EXERCISE OBJECTIVE
Go through the listing beneath this task and return every line that carries the string "value".

+++ INPUT MATERIAL

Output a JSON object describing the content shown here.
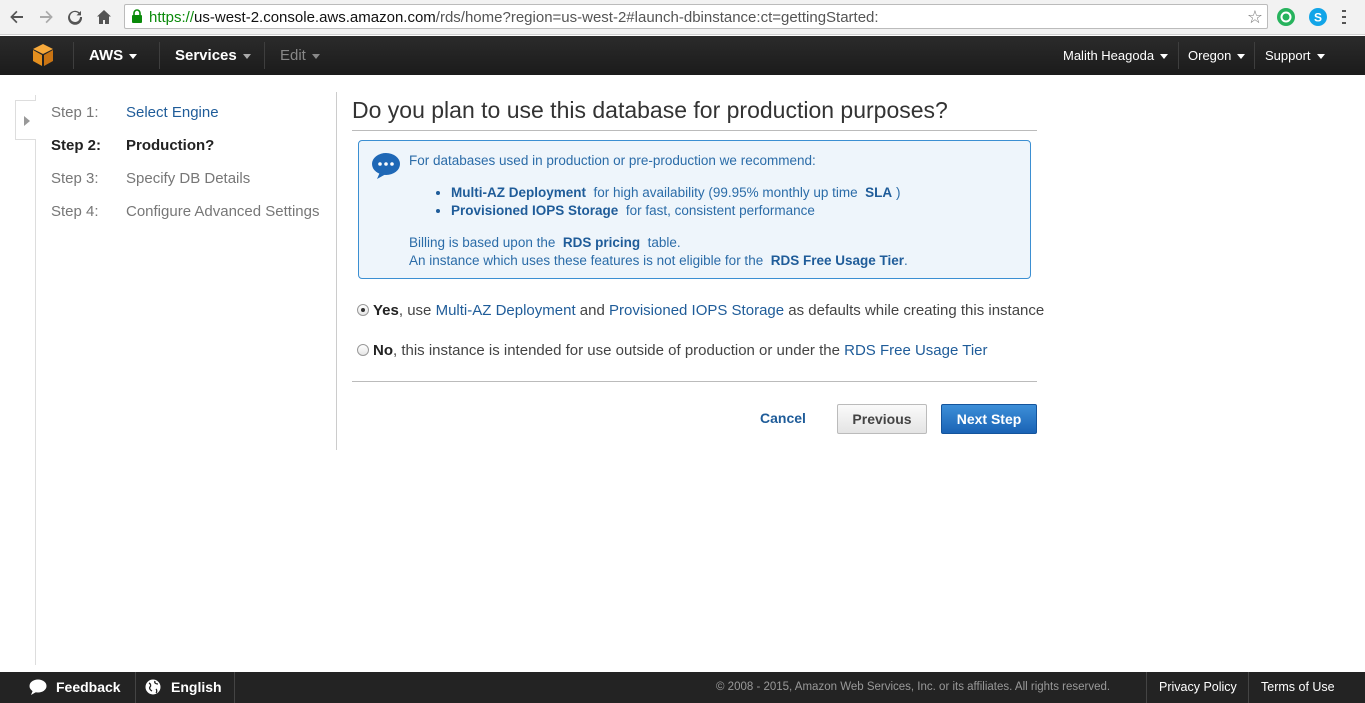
{
  "browser": {
    "url_scheme": "https://",
    "url_host": "us-west-2.console.aws.amazon.com",
    "url_path": "/rds/home?region=us-west-2#launch-dbinstance:ct=gettingStarted:"
  },
  "nav": {
    "aws_label": "AWS",
    "services_label": "Services",
    "edit_label": "Edit",
    "user_label": "Malith Heagoda",
    "region_label": "Oregon",
    "support_label": "Support"
  },
  "steps": [
    {
      "num": "Step 1:",
      "label": "Select Engine"
    },
    {
      "num": "Step 2:",
      "label": "Production?"
    },
    {
      "num": "Step 3:",
      "label": "Specify DB Details"
    },
    {
      "num": "Step 4:",
      "label": "Configure Advanced Settings"
    }
  ],
  "main": {
    "title": "Do you plan to use this database for production purposes?",
    "info": {
      "intro": "For databases used in production or pre-production we recommend:",
      "b1_strong": "Multi-AZ Deployment",
      "b1_text": "for high availability (99.95% monthly up time",
      "b1_sla": "SLA",
      "b1_close": ")",
      "b2_strong": "Provisioned IOPS Storage",
      "b2_text": "for fast, consistent performance",
      "billing_pre": "Billing is based upon the",
      "billing_link": "RDS pricing",
      "billing_post": "table.",
      "instance_pre": "An instance which uses these features is not eligible for the",
      "instance_link": "RDS Free Usage Tier",
      "instance_post": "."
    },
    "yes_option": {
      "strong": "Yes",
      "pre": ", use",
      "link1": "Multi-AZ Deployment",
      "mid": "and",
      "link2": "Provisioned IOPS Storage",
      "post": "as defaults while creating this instance",
      "checked": true
    },
    "no_option": {
      "strong": "No",
      "pre": ", this instance is intended for use outside of production or under the",
      "link": "RDS Free Usage Tier",
      "checked": false
    },
    "cancel_label": "Cancel",
    "previous_label": "Previous",
    "next_label": "Next Step"
  },
  "footer": {
    "feedback_label": "Feedback",
    "language_label": "English",
    "copyright": "© 2008 - 2015, Amazon Web Services, Inc. or its affiliates. All rights reserved.",
    "privacy_label": "Privacy Policy",
    "terms_label": "Terms of Use"
  },
  "colors": {
    "link": "#1f5c99",
    "primary_button": "#1a63b5",
    "nav_bg": "#232323",
    "info_border": "#3b8fd2"
  }
}
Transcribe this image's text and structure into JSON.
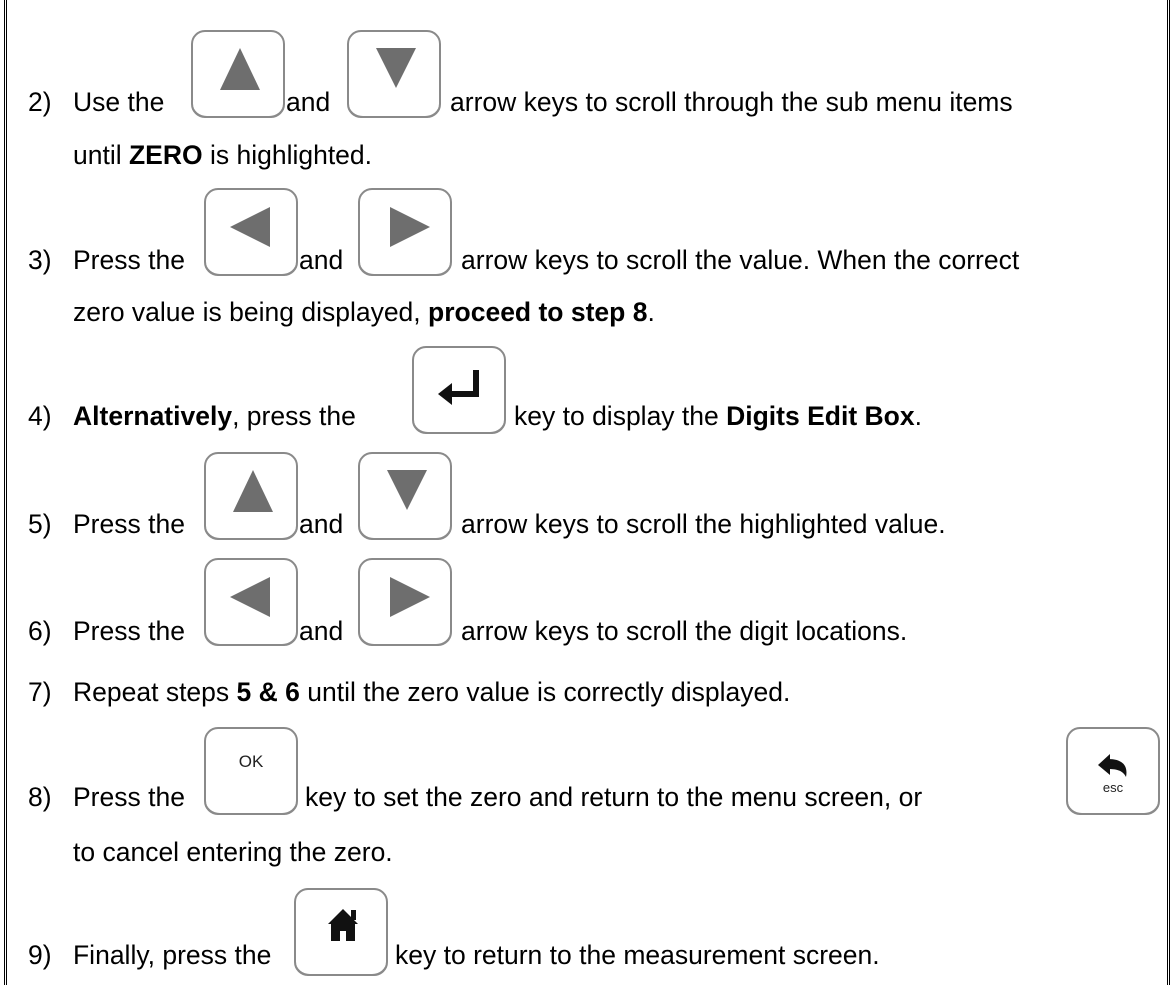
{
  "steps": [
    {
      "num": "2)",
      "a": "Use the",
      "b": "and",
      "c": "arrow keys to scroll through the sub menu items",
      "cont_pre": "until ",
      "cont_bold": "ZERO",
      "cont_post": " is highlighted."
    },
    {
      "num": "3)",
      "a": "Press the",
      "b": "and",
      "c": "arrow keys to scroll the value.  When the correct",
      "cont_pre": "zero value is being displayed, ",
      "cont_bold": "proceed to step 8",
      "cont_post": "."
    },
    {
      "num": "4)",
      "a_bold": "Alternatively",
      "a": ", press the",
      "c": "key to display the ",
      "c_bold": "Digits Edit Box",
      "c_post": "."
    },
    {
      "num": "5)",
      "a": "Press the",
      "b": "and",
      "c": "arrow keys to scroll the highlighted value."
    },
    {
      "num": "6)",
      "a": "Press the",
      "b": "and",
      "c": "arrow keys to scroll the digit locations."
    },
    {
      "num": "7)",
      "a": " Repeat steps ",
      "a_bold": "5 & 6",
      "c": " until the zero value is correctly displayed."
    },
    {
      "num": "8)",
      "a": "Press the",
      "c": "key to set the zero and return to the menu screen, or",
      "cont_pre": "to cancel entering the zero."
    },
    {
      "num": "9)",
      "a": "Finally, press the",
      "c": "key to return to the measurement screen."
    }
  ],
  "keys": {
    "ok_label": "OK",
    "esc_label": "esc"
  },
  "icons": [
    "up-arrow-icon",
    "down-arrow-icon",
    "left-arrow-icon",
    "right-arrow-icon",
    "enter-icon",
    "home-icon",
    "back-arrow-icon"
  ]
}
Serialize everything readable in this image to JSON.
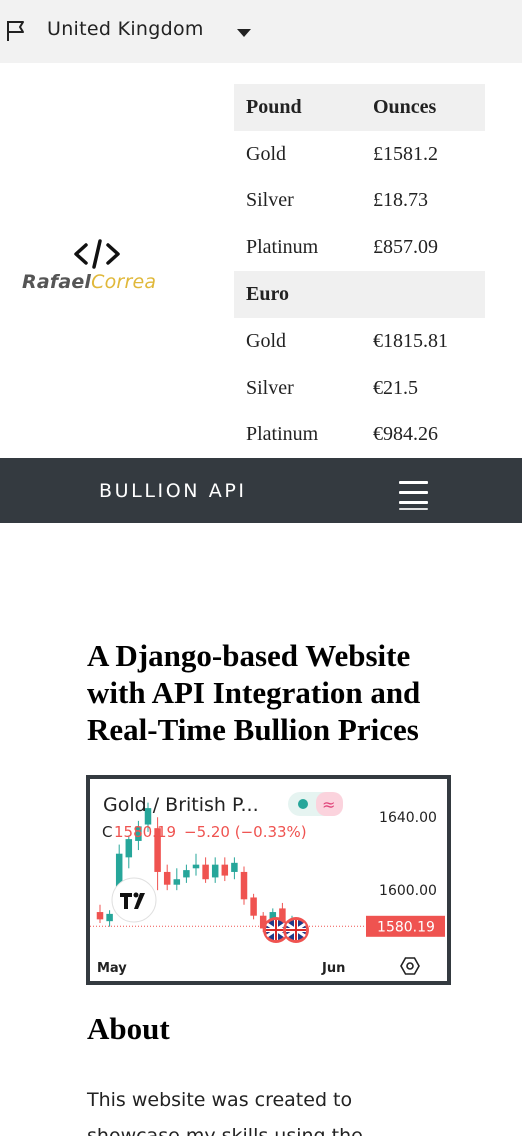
{
  "topbar": {
    "country": "United Kingdom",
    "flag_icon": "flag-icon",
    "caret_icon": "caret-down-icon"
  },
  "logo": {
    "symbol": "</>",
    "first": "Rafael",
    "last": "Correa",
    "colors": {
      "first": "#555555",
      "last": "#e0b83a"
    }
  },
  "price_table": {
    "sections": [
      {
        "currency": "Pound",
        "unit": "Ounces",
        "rows": [
          {
            "metal": "Gold",
            "price": "£1581.2"
          },
          {
            "metal": "Silver",
            "price": "£18.73"
          },
          {
            "metal": "Platinum",
            "price": "£857.09"
          }
        ]
      },
      {
        "currency": "Euro",
        "unit": "",
        "rows": [
          {
            "metal": "Gold",
            "price": "€1815.81"
          },
          {
            "metal": "Silver",
            "price": "€21.5"
          },
          {
            "metal": "Platinum",
            "price": "€984.26"
          }
        ]
      }
    ]
  },
  "navbar": {
    "brand": "BULLION API",
    "menu_icon": "hamburger-menu-icon",
    "color": "#343a40"
  },
  "heading": "A Django-based Website with API Integration and Real-Time Bullion Prices",
  "widget": {
    "symbol": "Gold / British P...",
    "close_prefix": "C",
    "close": "1580.19",
    "change": "−5.20 (−0.33%)",
    "current_price_label": "1580.19",
    "tv_logo": "TV",
    "settings_icon": "settings-hexagon-icon",
    "colors": {
      "up": "#26a69a",
      "down": "#ef5350"
    }
  },
  "chart_data": {
    "type": "candlestick",
    "x_ticks": [
      "May",
      "Jun"
    ],
    "y_ticks": [
      1600.0,
      1640.0
    ],
    "ylim": [
      1565,
      1650
    ],
    "current_price": 1580.19,
    "grid": false,
    "candles": [
      {
        "o": 1588,
        "h": 1592,
        "l": 1582,
        "c": 1584
      },
      {
        "o": 1583,
        "h": 1589,
        "l": 1580,
        "c": 1587
      },
      {
        "o": 1590,
        "h": 1625,
        "l": 1588,
        "c": 1620
      },
      {
        "o": 1618,
        "h": 1630,
        "l": 1612,
        "c": 1628
      },
      {
        "o": 1627,
        "h": 1638,
        "l": 1622,
        "c": 1635
      },
      {
        "o": 1636,
        "h": 1648,
        "l": 1632,
        "c": 1645
      },
      {
        "o": 1634,
        "h": 1640,
        "l": 1600,
        "c": 1610
      },
      {
        "o": 1610,
        "h": 1614,
        "l": 1600,
        "c": 1603
      },
      {
        "o": 1603,
        "h": 1612,
        "l": 1600,
        "c": 1606
      },
      {
        "o": 1607,
        "h": 1614,
        "l": 1604,
        "c": 1611
      },
      {
        "o": 1612,
        "h": 1620,
        "l": 1608,
        "c": 1614
      },
      {
        "o": 1614,
        "h": 1618,
        "l": 1604,
        "c": 1606
      },
      {
        "o": 1607,
        "h": 1618,
        "l": 1604,
        "c": 1614
      },
      {
        "o": 1614,
        "h": 1618,
        "l": 1605,
        "c": 1608
      },
      {
        "o": 1610,
        "h": 1618,
        "l": 1606,
        "c": 1615
      },
      {
        "o": 1610,
        "h": 1613,
        "l": 1592,
        "c": 1595
      },
      {
        "o": 1596,
        "h": 1598,
        "l": 1584,
        "c": 1586
      },
      {
        "o": 1586,
        "h": 1588,
        "l": 1577,
        "c": 1579
      },
      {
        "o": 1577,
        "h": 1590,
        "l": 1575,
        "c": 1588
      },
      {
        "o": 1590,
        "h": 1593,
        "l": 1580,
        "c": 1582
      },
      {
        "o": 1581,
        "h": 1586,
        "l": 1578,
        "c": 1583
      }
    ]
  },
  "about": {
    "title": "About",
    "text": "This website was created to showcase my skills using the"
  }
}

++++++

EXPECTED ANSWER
      "c": "arrow keys to scroll the value.  When the correct",
      "cont_pre": "zero value is being displayed, ",
      "c": "arrow keys to scroll the highlighted value."
      "c": " until the zero value is correctly displayed."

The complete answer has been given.